Multiculturalism is a product of relativism; the only way you can believe that all cultures are equally valid and good is if you believe that all values are relative, that there is no objective right or wrong or good or bad. Of course even the most hard core relativist can’t live such a philosophy consistently, but that doesn’t stop them from believing it anyway. Most people with a modicum of common sense realize that some cultures are better than others, but this doesn’t apply to the West’s cultural elite. For them it isn’t only relativism that makes them think such an absurd notion, but an animosity to the West, and mostly to America. The political class in the West bought this silliness for decades, but there is something about radical Muslims beheading people on camera that concentrates the mind.
Libertarian Walter Williams tells us multiculturalism is now failing, but why some otherwise intelligent people would buy it:
Multiculturalism is Islamists’ foot in the door. At the heart of multiculturalism is an attack on Western and Christian values. Much of that attack has its roots on college campuses among the intellectual elite who see their mission as indoctrinating our youth. In past columns, I’ve documented professorial hate-America teaching, such as a UCLA economics professor’s telling his class, “The United States of America, backed by facts, is the greediest and most selfish country in the world.” A history professor told her class: “Capitalism isn’t a lie on purpose.

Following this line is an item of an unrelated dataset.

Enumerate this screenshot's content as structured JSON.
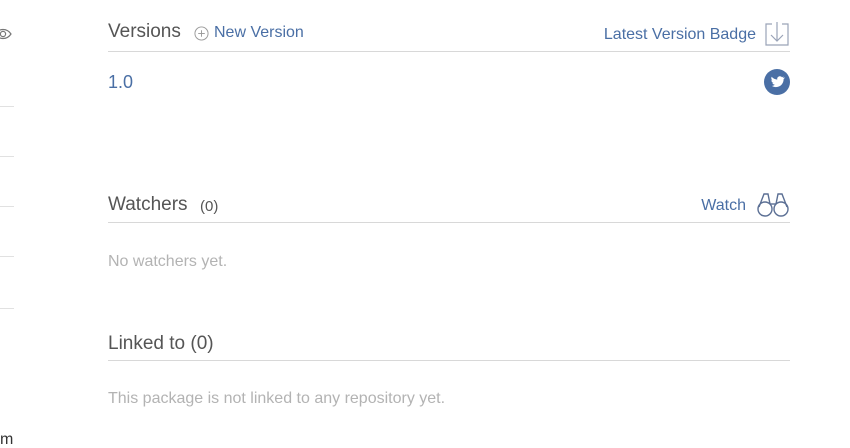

It’s just a lie.” She also said: “(Capitalists) are swine. … They’re bastard people.” Students sit through lectures listening to professorial rants about topics such as globalism and Western exploitation of the Middle East and Third World peoples.
If you’ve been to a university you know how true this is. I used to work at a small Christian liberal arts college, and in a weekly newsletter I produced, I’d put quotes to give people something to think about. Once I put something in about the greatness of America, and a professor called me to read me the riot act about how ethnocentric this was, and how offensive to non-Americans, bla, bla, bla.
Williams argues that the ultimate Western value is the supremacy of the individual, and that you don’t have to be Western to accept that. Traditionalists of various stripes would certainly have a problem with this libertarian perspective, but individuality doesn’t have to militate against community, and vice versa. The American Founders, as Alexis de Tocqueville saw, got it just about right.